EXERCISE:
Find every line in the data that contains the word "JSON". Return each of those lines.

[Dataset rows describing interfaces]
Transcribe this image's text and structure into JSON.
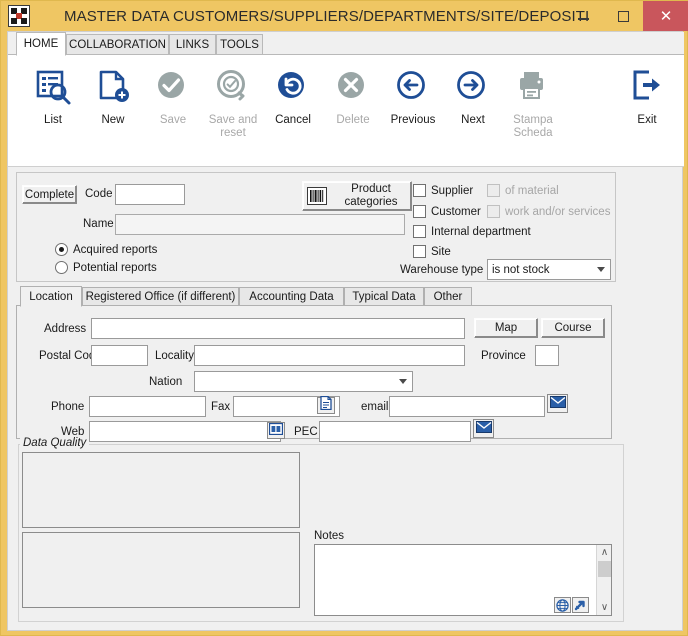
{
  "window": {
    "title": "MASTER DATA CUSTOMERS/SUPPLIERS/DEPARTMENTS/SITE/DEPOSITI",
    "app_icon": "checkered-flag-icon",
    "minimize_label": "–",
    "maximize_label": "□",
    "close_label": "✕",
    "titlebar_color": "#efc663",
    "close_color": "#c9565c"
  },
  "ribbon": {
    "tabs": [
      {
        "label": "HOME",
        "active": true
      },
      {
        "label": "COLLABORATION",
        "active": false
      },
      {
        "label": "LINKS",
        "active": false
      },
      {
        "label": "TOOLS",
        "active": false
      }
    ],
    "buttons": [
      {
        "label": "List",
        "icon": "list-search-icon",
        "enabled": true
      },
      {
        "label": "New",
        "icon": "new-document-icon",
        "enabled": true
      },
      {
        "label": "Save",
        "icon": "check-circle-icon",
        "enabled": false
      },
      {
        "label": "Save and reset",
        "icon": "check-circle-refresh-icon",
        "enabled": false
      },
      {
        "label": "Cancel",
        "icon": "undo-circle-icon",
        "enabled": true
      },
      {
        "label": "Delete",
        "icon": "x-circle-icon",
        "enabled": false
      },
      {
        "label": "Previous",
        "icon": "arrow-left-circle-icon",
        "enabled": true
      },
      {
        "label": "Next",
        "icon": "arrow-right-circle-icon",
        "enabled": true
      },
      {
        "label": "Stampa Scheda",
        "icon": "printer-icon",
        "enabled": false
      },
      {
        "label": "Exit",
        "icon": "exit-arrow-icon",
        "enabled": true
      }
    ],
    "accent_color": "#1f4e96",
    "disabled_color": "#a8a8a8"
  },
  "header_form": {
    "complete_button": "Complete",
    "code_label": "Code",
    "code_value": "",
    "name_label": "Name",
    "name_value": "",
    "product_categories_button": "Product categories",
    "barcode_icon": "barcode-icon",
    "radios": [
      {
        "label": "Acquired reports",
        "selected": true
      },
      {
        "label": "Potential reports",
        "selected": false
      }
    ],
    "checkboxes": [
      {
        "label": "Supplier",
        "checked": false,
        "enabled": true
      },
      {
        "label": "Customer",
        "checked": false,
        "enabled": true
      },
      {
        "label": "Internal department",
        "checked": false,
        "enabled": true
      },
      {
        "label": "Site",
        "checked": false,
        "enabled": true
      },
      {
        "label": "of material",
        "checked": false,
        "enabled": false
      },
      {
        "label": "work and/or services",
        "checked": false,
        "enabled": false
      }
    ],
    "warehouse_type_label": "Warehouse type",
    "warehouse_type_value": "is not stock"
  },
  "location_tabs": [
    {
      "label": "Location",
      "active": true
    },
    {
      "label": "Registered Office (if different)",
      "active": false
    },
    {
      "label": "Accounting Data",
      "active": false
    },
    {
      "label": "Typical Data",
      "active": false
    },
    {
      "label": "Other",
      "active": false
    }
  ],
  "location": {
    "address_label": "Address",
    "address_value": "",
    "map_button": "Map",
    "course_button": "Course",
    "postal_code_label": "Postal Code",
    "postal_code_value": "",
    "locality_label": "Locality",
    "locality_value": "",
    "province_label": "Province",
    "province_value": "",
    "nation_label": "Nation",
    "nation_value": "",
    "phone_label": "Phone",
    "phone_value": "",
    "fax_label": "Fax",
    "fax_value": "",
    "fax_icon": "document-icon",
    "email_label": "email",
    "email_value": "",
    "email_icon": "envelope-icon",
    "web_label": "Web",
    "web_value": "",
    "web_icon": "browser-icon",
    "pec_label": "PEC",
    "pec_value": "",
    "pec_icon": "envelope-icon"
  },
  "data_quality": {
    "legend": "Data Quality",
    "box_top_value": "",
    "box_bottom_value": ""
  },
  "notes": {
    "label": "Notes",
    "value": "",
    "globe_icon": "globe-icon",
    "open-external_icon": "open-external-icon",
    "scroll_up": "∧",
    "scroll_down": "∨"
  }
}
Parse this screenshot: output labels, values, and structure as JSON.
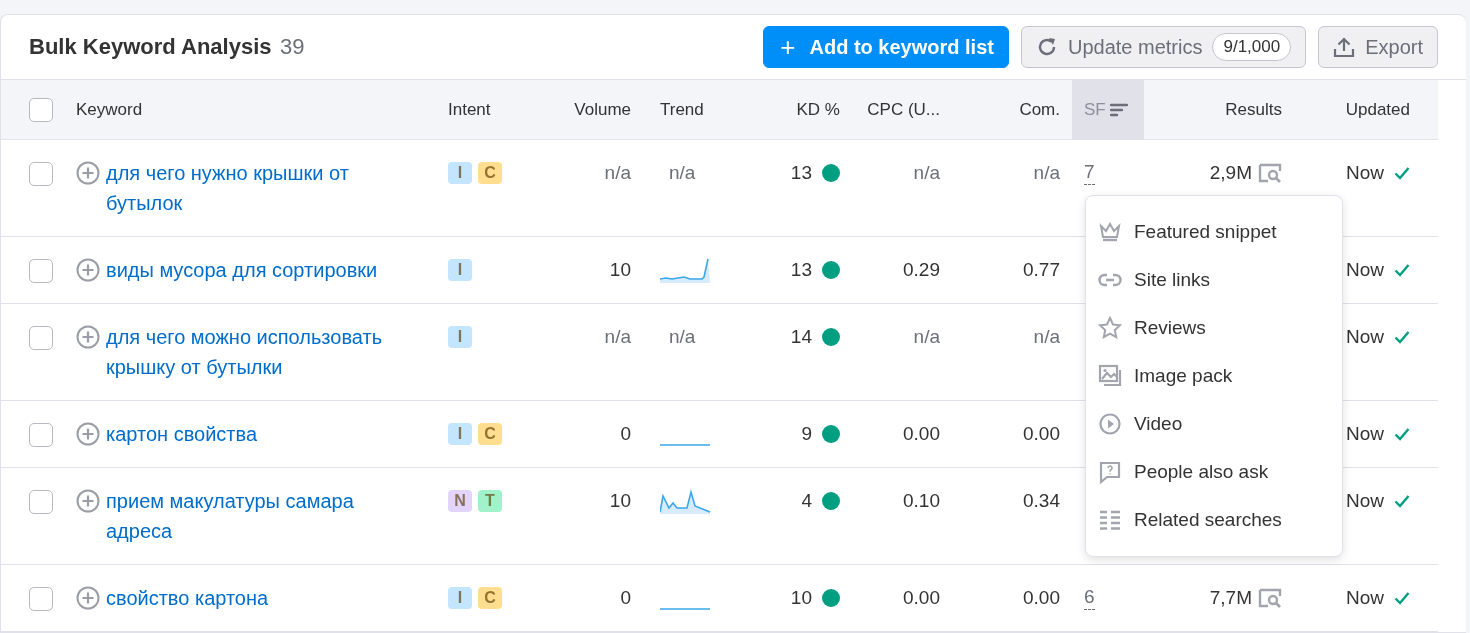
{
  "header": {
    "title": "Bulk Keyword Analysis",
    "count": "39",
    "add_button": {
      "icon": "+",
      "label": "Add to keyword list"
    },
    "update_button": {
      "label": "Update metrics",
      "badge": "9/1,000"
    },
    "export_button": {
      "label": "Export"
    }
  },
  "table": {
    "select_all": {
      "checked": false
    },
    "columns": [
      {
        "label": "Keyword",
        "sorted": false
      },
      {
        "label": "Intent",
        "sorted": false
      },
      {
        "label": "Volume",
        "sorted": false
      },
      {
        "label": "Trend",
        "sorted": false
      },
      {
        "label": "KD %",
        "sorted": false
      },
      {
        "label": "CPC (U...",
        "sorted": false
      },
      {
        "label": "Com.",
        "sorted": false
      },
      {
        "label": "SF",
        "sorted": true
      },
      {
        "label": "Results",
        "sorted": false
      },
      {
        "label": "Updated",
        "sorted": false
      }
    ],
    "rows": [
      {
        "checked": false,
        "keyword": "для чего нужно крышки от бутылок",
        "intent": [
          {
            "label": "I",
            "color": "#c4e5fe"
          },
          {
            "label": "C",
            "color": "#ffdf8f"
          }
        ],
        "volume": "n/a",
        "trend": {
          "kind": "text",
          "text": "n/a"
        },
        "kd": {
          "value": "13",
          "color": "#009f81"
        },
        "cpc": "n/a",
        "com": "n/a",
        "sf": "7",
        "results": "2,9M",
        "updated": "Now"
      },
      {
        "checked": false,
        "keyword": "виды мусора для сортировки",
        "intent": [
          {
            "label": "I",
            "color": "#c4e5fe"
          }
        ],
        "volume": "10",
        "trend": {
          "kind": "spike"
        },
        "kd": {
          "value": "13",
          "color": "#009f81"
        },
        "cpc": "0.29",
        "com": "0.77",
        "updated": "Now"
      },
      {
        "checked": false,
        "keyword": "для чего можно использовать крышку от бутылки",
        "intent": [
          {
            "label": "I",
            "color": "#c4e5fe"
          }
        ],
        "volume": "n/a",
        "trend": {
          "kind": "text",
          "text": "n/a"
        },
        "kd": {
          "value": "14",
          "color": "#009f81"
        },
        "cpc": "n/a",
        "com": "n/a",
        "updated": "Now"
      },
      {
        "checked": false,
        "keyword": "картон свойства",
        "intent": [
          {
            "label": "I",
            "color": "#c4e5fe"
          },
          {
            "label": "C",
            "color": "#ffdf8f"
          }
        ],
        "volume": "0",
        "trend": {
          "kind": "flat"
        },
        "kd": {
          "value": "9",
          "color": "#009f81"
        },
        "cpc": "0.00",
        "com": "0.00",
        "updated": "Now"
      },
      {
        "checked": false,
        "keyword": "прием макулатуры самара адреса",
        "intent": [
          {
            "label": "N",
            "color": "#e3d4fc"
          },
          {
            "label": "T",
            "color": "#9ff2c9"
          }
        ],
        "volume": "10",
        "trend": {
          "kind": "peaks"
        },
        "kd": {
          "value": "4",
          "color": "#009f81"
        },
        "cpc": "0.10",
        "com": "0.34",
        "updated": "Now"
      },
      {
        "checked": false,
        "keyword": "свойство картона",
        "intent": [
          {
            "label": "I",
            "color": "#c4e5fe"
          },
          {
            "label": "C",
            "color": "#ffdf8f"
          }
        ],
        "volume": "0",
        "trend": {
          "kind": "flat"
        },
        "kd": {
          "value": "10",
          "color": "#009f81"
        },
        "cpc": "0.00",
        "com": "0.00",
        "sf": "6",
        "results": "7,7M",
        "updated": "Now"
      }
    ]
  },
  "sf_menu": {
    "items": [
      {
        "kind": "crown",
        "label": "Featured snippet"
      },
      {
        "kind": "link",
        "label": "Site links"
      },
      {
        "kind": "star",
        "label": "Reviews"
      },
      {
        "kind": "image",
        "label": "Image pack"
      },
      {
        "kind": "play",
        "label": "Video"
      },
      {
        "kind": "question",
        "label": "People also ask"
      },
      {
        "kind": "list",
        "label": "Related searches"
      }
    ]
  }
}
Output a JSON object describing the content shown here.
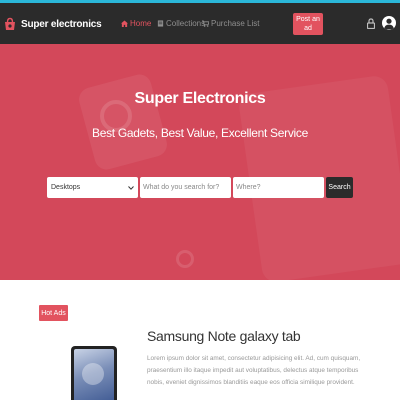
{
  "colors": {
    "accent": "#e2535f",
    "navbar": "#2b2b2b",
    "hero": "#d3485a",
    "topline": "#2bb7d9"
  },
  "navbar": {
    "brand": "Super electronics",
    "logo_icon": "shopping-bag-logo-icon",
    "links": [
      {
        "label": "Home",
        "icon": "home-icon",
        "active": true
      },
      {
        "label": "Collections",
        "icon": "collection-icon",
        "active": false
      },
      {
        "label": "Purchase List",
        "icon": "cart-icon",
        "active": false
      }
    ],
    "post_button": "Post an ad",
    "lock_icon": "lock-icon",
    "avatar_icon": "user-avatar-icon"
  },
  "hero": {
    "title": "Super Electronics",
    "subtitle": "Best Gadets, Best Value, Excellent Service",
    "search": {
      "category_selected": "Desktops",
      "what_placeholder": "What do you search for?",
      "where_placeholder": "Where?",
      "button": "Search"
    }
  },
  "hot_ads": {
    "badge": "Hot Ads",
    "item": {
      "title": "Samsung Note galaxy tab",
      "description": "Lorem ipsum dolor sit amet, consectetur adipisicing elit. Ad, cum quisquam, praesentium illo itaque impedit aut voluptatibus, delectus atque temporibus nobis, eveniet dignissimos blanditiis eaque eos officia similique provident."
    }
  }
}
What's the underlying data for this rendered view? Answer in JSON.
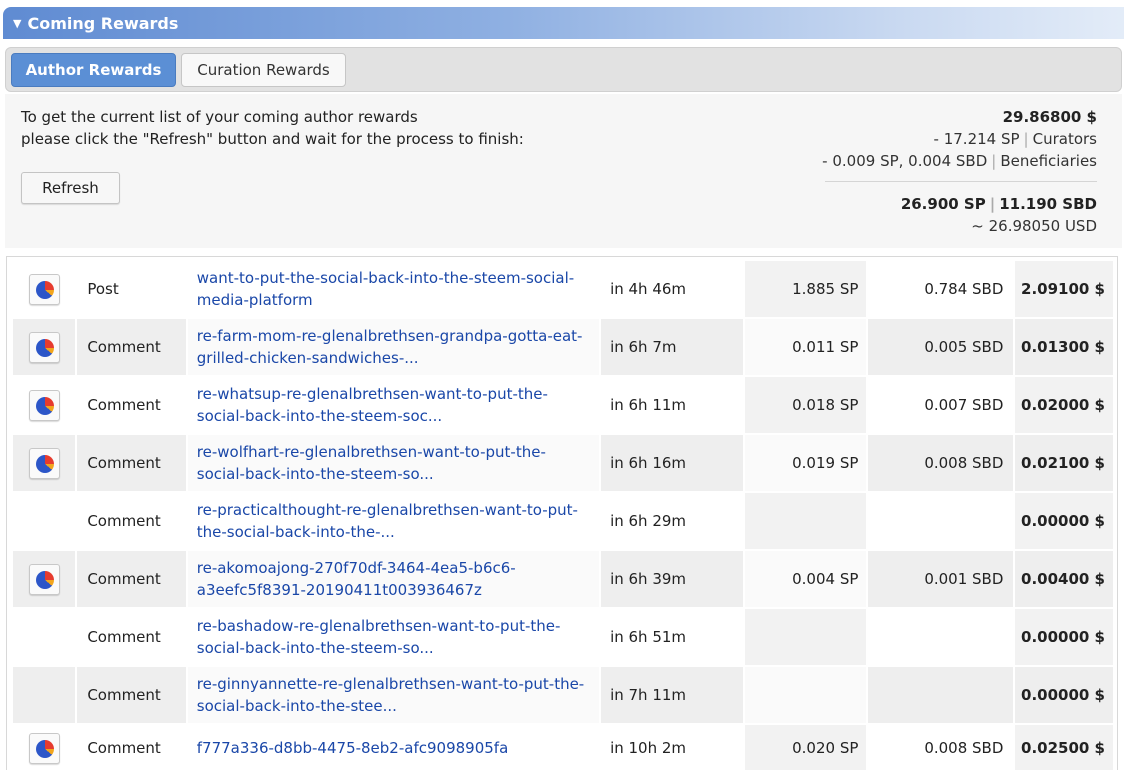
{
  "panel": {
    "title": "Coming Rewards"
  },
  "tabs": [
    {
      "label": "Author Rewards",
      "active": true
    },
    {
      "label": "Curation Rewards",
      "active": false
    }
  ],
  "info": {
    "line1": "To get the current list of your coming author rewards",
    "line2": "please click the \"Refresh\" button and wait for the process to finish:",
    "refresh_label": "Refresh"
  },
  "summary": {
    "total_usd": "29.86800 $",
    "curators_value": "- 17.214 SP",
    "curators_label": "Curators",
    "beneficiaries_value": "- 0.009 SP, 0.004 SBD",
    "beneficiaries_label": "Beneficiaries",
    "sp": "26.900 SP",
    "sbd": "11.190 SBD",
    "approx_usd": "~ 26.98050 USD"
  },
  "colors": {
    "header_blue": "#5f8bd2",
    "link_blue": "#1a47a8",
    "active_tab": "#5b8fd5"
  },
  "rows": [
    {
      "icon": "pie-chart-icon",
      "type": "Post",
      "link": "want-to-put-the-social-back-into-the-steem-social-media-platform",
      "time": "in 4h 46m",
      "sp": "1.885 SP",
      "sbd": "0.784 SBD",
      "total": "2.09100 $"
    },
    {
      "icon": "pie-chart-icon",
      "type": "Comment",
      "link": "re-farm-mom-re-glenalbrethsen-grandpa-gotta-eat-grilled-chicken-sandwiches-...",
      "time": "in 6h 7m",
      "sp": "0.011 SP",
      "sbd": "0.005 SBD",
      "total": "0.01300 $"
    },
    {
      "icon": "pie-chart-icon",
      "type": "Comment",
      "link": "re-whatsup-re-glenalbrethsen-want-to-put-the-social-back-into-the-steem-soc...",
      "time": "in 6h 11m",
      "sp": "0.018 SP",
      "sbd": "0.007 SBD",
      "total": "0.02000 $"
    },
    {
      "icon": "pie-chart-icon",
      "type": "Comment",
      "link": "re-wolfhart-re-glenalbrethsen-want-to-put-the-social-back-into-the-steem-so...",
      "time": "in 6h 16m",
      "sp": "0.019 SP",
      "sbd": "0.008 SBD",
      "total": "0.02100 $"
    },
    {
      "icon": "",
      "type": "Comment",
      "link": "re-practicalthought-re-glenalbrethsen-want-to-put-the-social-back-into-the-...",
      "time": "in 6h 29m",
      "sp": "",
      "sbd": "",
      "total": "0.00000 $"
    },
    {
      "icon": "pie-chart-icon",
      "type": "Comment",
      "link": "re-akomoajong-270f70df-3464-4ea5-b6c6-a3eefc5f8391-20190411t003936467z",
      "time": "in 6h 39m",
      "sp": "0.004 SP",
      "sbd": "0.001 SBD",
      "total": "0.00400 $"
    },
    {
      "icon": "",
      "type": "Comment",
      "link": "re-bashadow-re-glenalbrethsen-want-to-put-the-social-back-into-the-steem-so...",
      "time": "in 6h 51m",
      "sp": "",
      "sbd": "",
      "total": "0.00000 $"
    },
    {
      "icon": "",
      "type": "Comment",
      "link": "re-ginnyannette-re-glenalbrethsen-want-to-put-the-social-back-into-the-stee...",
      "time": "in 7h 11m",
      "sp": "",
      "sbd": "",
      "total": "0.00000 $"
    },
    {
      "icon": "pie-chart-icon",
      "type": "Comment",
      "link": "f777a336-d8bb-4475-8eb2-afc9098905fa",
      "time": "in 10h 2m",
      "sp": "0.020 SP",
      "sbd": "0.008 SBD",
      "total": "0.02500 $"
    }
  ]
}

RESPONSE:
Transcribe this image's text and structure into JSON.
Parse this screenshot: output labels, values, and structure as JSON.
Output a JSON object describing the content shown here.
What's the underlying data for this rendered view? Answer in JSON.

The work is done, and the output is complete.